FIG. 7 depicts a perspective view of the alternate attachment means 110 to a conventional trailer hitch socket 112 on a vehicle 12 that does not have the spare tire mounted on the back or require ready access to the rear area of the vehicle. The alternate attachment means 110 consists of a T-section 114 with the conventional square section 116 that inserts into the trailer hitch orifice 118 of the trailer hitch socket 112 with a locking pin going through orifice 120. A cross member 122 on the alternate attachment means 110 has the eye bolts 30 and 32 attached to the front face 124 and a curved tubular member 126 with two optional support members 100B. The optional rigid support members 100B have clamp rings 104 at both ends of the tubular member 106.
The vehicle load support 10A and 10B shown in the drawings and described in detail herein disclose arrangements of elements of particular construction and configuration for illustrating preferred embodiments of structure and method of operation of the present invention.

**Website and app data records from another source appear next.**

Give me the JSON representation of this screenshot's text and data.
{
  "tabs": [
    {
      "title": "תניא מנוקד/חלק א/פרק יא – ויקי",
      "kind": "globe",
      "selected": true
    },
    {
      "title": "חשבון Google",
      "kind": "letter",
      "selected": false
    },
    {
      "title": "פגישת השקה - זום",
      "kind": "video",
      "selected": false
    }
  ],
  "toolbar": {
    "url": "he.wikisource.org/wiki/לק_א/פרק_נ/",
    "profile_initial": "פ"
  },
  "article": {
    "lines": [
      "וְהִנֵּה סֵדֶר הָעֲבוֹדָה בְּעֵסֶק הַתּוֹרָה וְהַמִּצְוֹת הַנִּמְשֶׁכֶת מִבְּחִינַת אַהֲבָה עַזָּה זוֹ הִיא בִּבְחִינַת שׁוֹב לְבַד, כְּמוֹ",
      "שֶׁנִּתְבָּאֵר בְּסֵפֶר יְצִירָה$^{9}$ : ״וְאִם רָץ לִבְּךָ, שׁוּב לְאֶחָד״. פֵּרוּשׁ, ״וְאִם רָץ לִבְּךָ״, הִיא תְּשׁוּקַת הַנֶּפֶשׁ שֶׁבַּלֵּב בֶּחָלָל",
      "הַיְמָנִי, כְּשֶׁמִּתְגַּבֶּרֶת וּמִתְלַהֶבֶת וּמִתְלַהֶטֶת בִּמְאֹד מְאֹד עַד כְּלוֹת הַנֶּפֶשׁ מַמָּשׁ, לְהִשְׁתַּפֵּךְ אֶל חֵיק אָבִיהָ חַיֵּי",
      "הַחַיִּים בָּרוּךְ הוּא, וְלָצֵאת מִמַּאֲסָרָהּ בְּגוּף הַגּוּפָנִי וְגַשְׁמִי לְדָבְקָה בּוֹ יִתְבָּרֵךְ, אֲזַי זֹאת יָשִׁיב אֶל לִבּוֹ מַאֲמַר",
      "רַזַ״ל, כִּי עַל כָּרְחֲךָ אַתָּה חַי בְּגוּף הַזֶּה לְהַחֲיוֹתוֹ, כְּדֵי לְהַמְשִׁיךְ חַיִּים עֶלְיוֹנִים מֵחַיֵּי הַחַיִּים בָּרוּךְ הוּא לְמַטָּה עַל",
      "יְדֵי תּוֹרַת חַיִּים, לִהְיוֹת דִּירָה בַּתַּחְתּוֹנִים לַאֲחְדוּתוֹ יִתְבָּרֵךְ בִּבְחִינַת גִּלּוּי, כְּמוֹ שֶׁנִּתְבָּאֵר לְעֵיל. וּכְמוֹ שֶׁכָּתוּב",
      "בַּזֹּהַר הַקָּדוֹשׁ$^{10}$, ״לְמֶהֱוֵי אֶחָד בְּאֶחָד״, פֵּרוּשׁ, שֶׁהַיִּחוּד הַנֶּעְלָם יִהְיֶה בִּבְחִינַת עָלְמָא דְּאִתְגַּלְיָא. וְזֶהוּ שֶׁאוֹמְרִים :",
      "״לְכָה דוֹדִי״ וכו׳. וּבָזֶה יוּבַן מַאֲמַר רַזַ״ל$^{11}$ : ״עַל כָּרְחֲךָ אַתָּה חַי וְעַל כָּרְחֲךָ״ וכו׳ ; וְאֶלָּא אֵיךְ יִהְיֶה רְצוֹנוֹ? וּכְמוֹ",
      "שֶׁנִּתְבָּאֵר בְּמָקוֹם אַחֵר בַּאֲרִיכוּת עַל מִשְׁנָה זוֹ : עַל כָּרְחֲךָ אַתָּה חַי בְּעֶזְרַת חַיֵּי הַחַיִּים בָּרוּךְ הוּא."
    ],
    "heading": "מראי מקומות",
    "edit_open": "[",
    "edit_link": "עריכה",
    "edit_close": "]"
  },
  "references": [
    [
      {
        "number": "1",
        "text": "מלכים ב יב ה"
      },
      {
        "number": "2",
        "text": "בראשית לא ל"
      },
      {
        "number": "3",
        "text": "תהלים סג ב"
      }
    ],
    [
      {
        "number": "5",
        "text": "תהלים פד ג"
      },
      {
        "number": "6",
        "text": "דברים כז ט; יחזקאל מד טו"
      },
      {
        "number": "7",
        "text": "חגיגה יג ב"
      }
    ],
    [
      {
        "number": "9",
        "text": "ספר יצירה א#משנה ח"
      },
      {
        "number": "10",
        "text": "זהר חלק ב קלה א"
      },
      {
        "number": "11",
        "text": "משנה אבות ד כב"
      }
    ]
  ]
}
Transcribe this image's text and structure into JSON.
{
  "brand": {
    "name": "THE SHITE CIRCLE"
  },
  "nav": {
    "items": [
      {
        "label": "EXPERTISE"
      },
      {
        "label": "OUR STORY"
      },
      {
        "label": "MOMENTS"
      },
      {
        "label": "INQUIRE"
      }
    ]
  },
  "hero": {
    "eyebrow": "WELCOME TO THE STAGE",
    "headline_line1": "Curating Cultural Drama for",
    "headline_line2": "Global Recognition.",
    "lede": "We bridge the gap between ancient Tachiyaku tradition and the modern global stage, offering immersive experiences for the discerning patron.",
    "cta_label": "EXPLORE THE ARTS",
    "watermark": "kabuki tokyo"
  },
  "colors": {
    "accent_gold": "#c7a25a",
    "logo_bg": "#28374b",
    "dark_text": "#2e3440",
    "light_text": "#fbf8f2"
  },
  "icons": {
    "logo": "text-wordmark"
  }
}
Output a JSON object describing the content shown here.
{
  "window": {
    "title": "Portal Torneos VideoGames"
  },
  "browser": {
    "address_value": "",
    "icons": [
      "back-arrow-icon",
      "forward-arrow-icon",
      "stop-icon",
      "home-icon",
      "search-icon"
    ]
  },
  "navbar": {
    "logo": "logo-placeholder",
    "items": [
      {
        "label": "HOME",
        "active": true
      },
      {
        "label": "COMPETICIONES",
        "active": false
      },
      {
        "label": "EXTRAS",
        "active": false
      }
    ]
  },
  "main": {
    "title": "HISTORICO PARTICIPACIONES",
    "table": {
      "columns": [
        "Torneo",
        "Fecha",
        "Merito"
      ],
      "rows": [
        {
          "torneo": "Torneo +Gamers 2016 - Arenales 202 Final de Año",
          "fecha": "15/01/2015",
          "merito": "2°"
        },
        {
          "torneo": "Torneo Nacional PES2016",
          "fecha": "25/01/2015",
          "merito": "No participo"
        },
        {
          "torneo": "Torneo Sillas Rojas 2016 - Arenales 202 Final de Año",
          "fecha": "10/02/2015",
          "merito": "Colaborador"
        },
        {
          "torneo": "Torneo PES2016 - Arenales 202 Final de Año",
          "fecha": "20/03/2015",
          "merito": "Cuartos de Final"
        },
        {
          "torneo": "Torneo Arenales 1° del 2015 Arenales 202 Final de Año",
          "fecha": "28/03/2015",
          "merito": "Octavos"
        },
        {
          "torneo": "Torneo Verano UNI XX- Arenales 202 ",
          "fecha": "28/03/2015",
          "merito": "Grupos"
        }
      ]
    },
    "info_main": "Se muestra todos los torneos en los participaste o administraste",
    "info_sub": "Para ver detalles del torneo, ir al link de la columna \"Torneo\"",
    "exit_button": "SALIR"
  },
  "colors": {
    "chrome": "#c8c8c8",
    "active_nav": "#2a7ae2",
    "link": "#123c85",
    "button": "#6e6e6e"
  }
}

It is to be understood, however, that elements of different construction and configuration and other arrangements thereof, other than those illustrated and described, may be employed for providing an vehicle load support 10A and 10B in accordance with the spirit of this invention, and such changes, alternations and modifications as would occur to those skilled in the art are considered to be within the scope of this invention as broadly defined in the appended claims.
Further, the purpose of the foregoing abstract is to enable the U.S. Patent and Trademark Office and the public generally, and especially the scientists, engineers and practitioners in the art who are not familiar with patent or legal terms or phraseology, to determine quickly from a cursory inspection the nature and essence of the technical disclosure of the application. The abstract is neither intended to define the invention of the application, which is measured by the claims, nor is it intended to be limiting as to the scope of the invention in any way.